» Problem statement: What is needed is an exact copy of all the records, written out in full.

___ Material for this task ___

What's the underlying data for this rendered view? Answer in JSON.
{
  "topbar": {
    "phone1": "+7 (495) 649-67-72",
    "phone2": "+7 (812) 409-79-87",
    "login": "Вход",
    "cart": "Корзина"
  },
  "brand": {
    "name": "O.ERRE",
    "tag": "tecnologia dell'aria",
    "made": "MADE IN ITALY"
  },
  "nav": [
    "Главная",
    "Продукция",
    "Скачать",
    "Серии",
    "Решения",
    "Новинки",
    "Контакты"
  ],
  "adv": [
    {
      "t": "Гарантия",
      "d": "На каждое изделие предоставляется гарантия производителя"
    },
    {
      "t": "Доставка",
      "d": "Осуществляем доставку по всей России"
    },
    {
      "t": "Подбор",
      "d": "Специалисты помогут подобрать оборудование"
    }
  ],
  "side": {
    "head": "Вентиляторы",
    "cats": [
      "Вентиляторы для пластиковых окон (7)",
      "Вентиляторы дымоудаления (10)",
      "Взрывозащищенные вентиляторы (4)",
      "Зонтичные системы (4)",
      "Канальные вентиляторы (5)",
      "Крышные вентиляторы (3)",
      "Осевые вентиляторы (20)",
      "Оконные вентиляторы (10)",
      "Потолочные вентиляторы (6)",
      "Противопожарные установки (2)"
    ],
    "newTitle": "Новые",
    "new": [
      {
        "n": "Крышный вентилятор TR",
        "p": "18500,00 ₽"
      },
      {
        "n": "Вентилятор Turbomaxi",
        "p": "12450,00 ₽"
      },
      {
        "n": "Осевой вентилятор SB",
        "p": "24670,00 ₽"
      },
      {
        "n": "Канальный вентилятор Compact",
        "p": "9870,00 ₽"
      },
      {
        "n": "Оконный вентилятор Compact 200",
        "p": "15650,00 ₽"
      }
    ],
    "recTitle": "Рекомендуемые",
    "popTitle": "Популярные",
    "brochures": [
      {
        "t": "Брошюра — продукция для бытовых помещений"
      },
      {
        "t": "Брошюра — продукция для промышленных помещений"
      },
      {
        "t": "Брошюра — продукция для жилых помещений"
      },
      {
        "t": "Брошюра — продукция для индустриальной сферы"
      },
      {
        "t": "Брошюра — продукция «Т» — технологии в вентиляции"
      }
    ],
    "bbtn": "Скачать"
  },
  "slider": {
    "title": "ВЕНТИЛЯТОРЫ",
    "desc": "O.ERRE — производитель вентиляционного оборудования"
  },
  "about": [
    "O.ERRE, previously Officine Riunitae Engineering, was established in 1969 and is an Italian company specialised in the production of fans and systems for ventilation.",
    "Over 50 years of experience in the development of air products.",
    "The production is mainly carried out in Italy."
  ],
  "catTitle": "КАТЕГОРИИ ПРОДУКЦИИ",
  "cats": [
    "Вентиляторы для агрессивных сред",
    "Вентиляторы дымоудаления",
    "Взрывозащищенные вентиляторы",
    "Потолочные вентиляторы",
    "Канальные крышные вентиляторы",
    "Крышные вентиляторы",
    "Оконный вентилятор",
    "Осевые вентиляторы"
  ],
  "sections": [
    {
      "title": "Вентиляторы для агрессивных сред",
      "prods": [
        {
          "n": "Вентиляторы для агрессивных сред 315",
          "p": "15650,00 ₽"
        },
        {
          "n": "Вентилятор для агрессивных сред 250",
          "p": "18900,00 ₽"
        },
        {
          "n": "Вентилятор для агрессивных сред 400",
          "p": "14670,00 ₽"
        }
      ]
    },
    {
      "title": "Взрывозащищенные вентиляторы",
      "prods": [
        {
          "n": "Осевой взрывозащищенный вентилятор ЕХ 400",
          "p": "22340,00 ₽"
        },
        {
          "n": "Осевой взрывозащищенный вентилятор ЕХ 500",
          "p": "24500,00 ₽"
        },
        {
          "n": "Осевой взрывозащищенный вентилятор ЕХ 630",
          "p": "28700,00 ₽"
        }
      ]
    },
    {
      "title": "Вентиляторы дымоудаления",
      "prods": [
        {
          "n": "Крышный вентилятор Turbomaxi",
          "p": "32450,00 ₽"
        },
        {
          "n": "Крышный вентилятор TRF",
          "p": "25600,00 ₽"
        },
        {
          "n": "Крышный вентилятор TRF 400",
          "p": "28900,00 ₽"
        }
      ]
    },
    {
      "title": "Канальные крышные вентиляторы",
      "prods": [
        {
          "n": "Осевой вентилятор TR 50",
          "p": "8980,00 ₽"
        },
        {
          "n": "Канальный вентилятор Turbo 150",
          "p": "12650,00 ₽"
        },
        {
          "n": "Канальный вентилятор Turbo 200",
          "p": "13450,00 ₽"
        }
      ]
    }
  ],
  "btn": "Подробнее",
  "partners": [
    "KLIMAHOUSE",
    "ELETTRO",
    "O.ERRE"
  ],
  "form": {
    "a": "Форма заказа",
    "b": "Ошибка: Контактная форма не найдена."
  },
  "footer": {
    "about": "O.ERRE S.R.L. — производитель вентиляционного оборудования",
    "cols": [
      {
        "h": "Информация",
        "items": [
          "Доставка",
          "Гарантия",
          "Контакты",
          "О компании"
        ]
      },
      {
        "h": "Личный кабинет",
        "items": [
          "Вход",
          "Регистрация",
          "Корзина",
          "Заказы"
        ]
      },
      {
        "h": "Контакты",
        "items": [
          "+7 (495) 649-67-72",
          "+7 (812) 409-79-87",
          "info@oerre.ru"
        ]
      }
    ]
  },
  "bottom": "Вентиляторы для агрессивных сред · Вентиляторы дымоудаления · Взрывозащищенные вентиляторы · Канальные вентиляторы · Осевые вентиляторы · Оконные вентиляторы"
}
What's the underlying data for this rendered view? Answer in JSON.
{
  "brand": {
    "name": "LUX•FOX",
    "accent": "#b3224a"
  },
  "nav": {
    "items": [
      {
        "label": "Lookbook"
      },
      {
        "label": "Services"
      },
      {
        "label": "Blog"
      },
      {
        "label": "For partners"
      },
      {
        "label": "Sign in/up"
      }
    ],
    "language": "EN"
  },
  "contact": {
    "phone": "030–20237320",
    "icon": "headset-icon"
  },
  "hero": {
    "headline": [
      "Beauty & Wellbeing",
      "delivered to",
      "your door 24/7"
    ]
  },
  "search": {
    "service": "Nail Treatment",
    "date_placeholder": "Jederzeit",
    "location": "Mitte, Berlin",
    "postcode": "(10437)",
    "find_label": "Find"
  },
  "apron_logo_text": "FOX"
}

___

» Response to this task:
What's the underlying data for this rendered view? Answer in JSON.
{
  "topbar": {
    "phone1": "+7 (495) 649-67-72",
    "phone2": "+7 (812) 409-79-87",
    "login": "Вход",
    "cart": "Корзина"
  },
  "brand": {
    "name": "O.ERRE",
    "tag": "tecnologia dell'aria",
    "made": "MADE IN ITALY"
  },
  "nav": [
    "Главная",
    "Продукция",
    "Скачать",
    "Серии",
    "Решения",
    "Новинки",
    "Контакты"
  ],
  "adv": [
    {
      "t": "Гарантия",
      "d": "На каждое изделие предоставляется гарантия производителя"
    },
    {
      "t": "Доставка",
      "d": "Осуществляем доставку по всей России"
    },
    {
      "t": "Подбор",
      "d": "Специалисты помогут подобрать оборудование"
    }
  ],
  "side": {
    "head": "Вентиляторы",
    "cats": [
      "Вентиляторы для пластиковых окон (7)",
      "Вентиляторы дымоудаления (10)",
      "Взрывозащищенные вентиляторы (4)",
      "Зонтичные системы (4)",
      "Канальные вентиляторы (5)",
      "Крышные вентиляторы (3)",
      "Осевые вентиляторы (20)",
      "Оконные вентиляторы (10)",
      "Потолочные вентиляторы (6)",
      "Противопожарные установки (2)"
    ],
    "newTitle": "Новые",
    "new": [
      {
        "n": "Крышный вентилятор TR",
        "p": "18500,00 ₽"
      },
      {
        "n": "Вентилятор Turbomaxi",
        "p": "12450,00 ₽"
      },
      {
        "n": "Осевой вентилятор SB",
        "p": "24670,00 ₽"
      },
      {
        "n": "Канальный вентилятор Compact",
        "p": "9870,00 ₽"
      },
      {
        "n": "Оконный вентилятор Compact 200",
        "p": "15650,00 ₽"
      }
    ],
    "recTitle": "Рекомендуемые",
    "popTitle": "Популярные",
    "brochures": [
      {
        "t": "Брошюра — продукция для бытовых помещений"
      },
      {
        "t": "Брошюра — продукция для промышленных помещений"
      },
      {
        "t": "Брошюра — продукция для жилых помещений"
      },
      {
        "t": "Брошюра — продукция для индустриальной сферы"
      },
      {
        "t": "Брошюра — продукция «Т» — технологии в вентиляции"
      }
    ],
    "bbtn": "Скачать"
  },
  "slider": {
    "title": "ВЕНТИЛЯТОРЫ",
    "desc": "O.ERRE — производитель вентиляционного оборудования"
  },
  "about": [
    "O.ERRE, previously Officine Riunitae Engineering, was established in 1969 and is an Italian company specialised in the production of fans and systems for ventilation.",
    "Over 50 years of experience in the development of air products.",
    "The production is mainly carried out in Italy."
  ],
  "catTitle": "КАТЕГОРИИ ПРОДУКЦИИ",
  "cats": [
    "Вентиляторы для агрессивных сред",
    "Вентиляторы дымоудаления",
    "Взрывозащищенные вентиляторы",
    "Потолочные вентиляторы",
    "Канальные крышные вентиляторы",
    "Крышные вентиляторы",
    "Оконный вентилятор",
    "Осевые вентиляторы"
  ],
  "sections": [
    {
      "title": "Вентиляторы для агрессивных сред",
      "prods": [
        {
          "n": "Вентиляторы для агрессивных сред 315",
          "p": "15650,00 ₽"
        },
        {
          "n": "Вентилятор для агрессивных сред 250",
          "p": "18900,00 ₽"
        },
        {
          "n": "Вентилятор для агрессивных сред 400",
          "p": "14670,00 ₽"
        }
      ]
    },
    {
      "title": "Взрывозащищенные вентиляторы",
      "prods": [
        {
          "n": "Осевой взрывозащищенный вентилятор ЕХ 400",
          "p": "22340,00 ₽"
        },
        {
          "n": "Осевой взрывозащищенный вентилятор ЕХ 500",
          "p": "24500,00 ₽"
        },
        {
          "n": "Осевой взрывозащищенный вентилятор ЕХ 630",
          "p": "28700,00 ₽"
        }
      ]
    },
    {
      "title": "Вентиляторы дымоудаления",
      "prods": [
        {
          "n": "Крышный вентилятор Turbomaxi",
          "p": "32450,00 ₽"
        },
        {
          "n": "Крышный вентилятор TRF",
          "p": "25600,00 ₽"
        },
        {
          "n": "Крышный вентилятор TRF 400",
          "p": "28900,00 ₽"
        }
      ]
    },
    {
      "title": "Канальные крышные вентиляторы",
      "prods": [
        {
          "n": "Осевой вентилятор TR 50",
          "p": "8980,00 ₽"
        },
        {
          "n": "Канальный вентилятор Turbo 150",
          "p": "12650,00 ₽"
        },
        {
          "n": "Канальный вентилятор Turbo 200",
          "p": "13450,00 ₽"
        }
      ]
    }
  ],
  "btn": "Подробнее",
  "partners": [
    "KLIMAHOUSE",
    "ELETTRO",
    "O.ERRE"
  ],
  "form": {
    "a": "Форма заказа",
    "b": "Ошибка: Контактная форма не найдена."
  },
  "footer": {
    "about": "O.ERRE S.R.L. — производитель вентиляционного оборудования",
    "cols": [
      {
        "h": "Информация",
        "items": [
          "Доставка",
          "Гарантия",
          "Контакты",
          "О компании"
        ]
      },
      {
        "h": "Личный кабинет",
        "items": [
          "Вход",
          "Регистрация",
          "Корзина",
          "Заказы"
        ]
      },
      {
        "h": "Контакты",
        "items": [
          "+7 (495) 649-67-72",
          "+7 (812) 409-79-87",
          "info@oerre.ru"
        ]
      }
    ]
  },
  "bottom": "Вентиляторы для агрессивных сред · Вентиляторы дымоудаления · Взрывозащищенные вентиляторы · Канальные вентиляторы · Осевые вентиляторы · Оконные вентиляторы"
}
What's the underlying data for this rendered view? Answer in JSON.
{
  "brand": {
    "name": "LUX•FOX",
    "accent": "#b3224a"
  },
  "nav": {
    "items": [
      {
        "label": "Lookbook"
      },
      {
        "label": "Services"
      },
      {
        "label": "Blog"
      },
      {
        "label": "For partners"
      },
      {
        "label": "Sign in/up"
      }
    ],
    "language": "EN"
  },
  "contact": {
    "phone": "030–20237320",
    "icon": "headset-icon"
  },
  "hero": {
    "headline": [
      "Beauty & Wellbeing",
      "delivered to",
      "your door 24/7"
    ]
  },
  "search": {
    "service": "Nail Treatment",
    "date_placeholder": "Jederzeit",
    "location": "Mitte, Berlin",
    "postcode": "(10437)",
    "find_label": "Find"
  },
  "apron_logo_text": "FOX"
}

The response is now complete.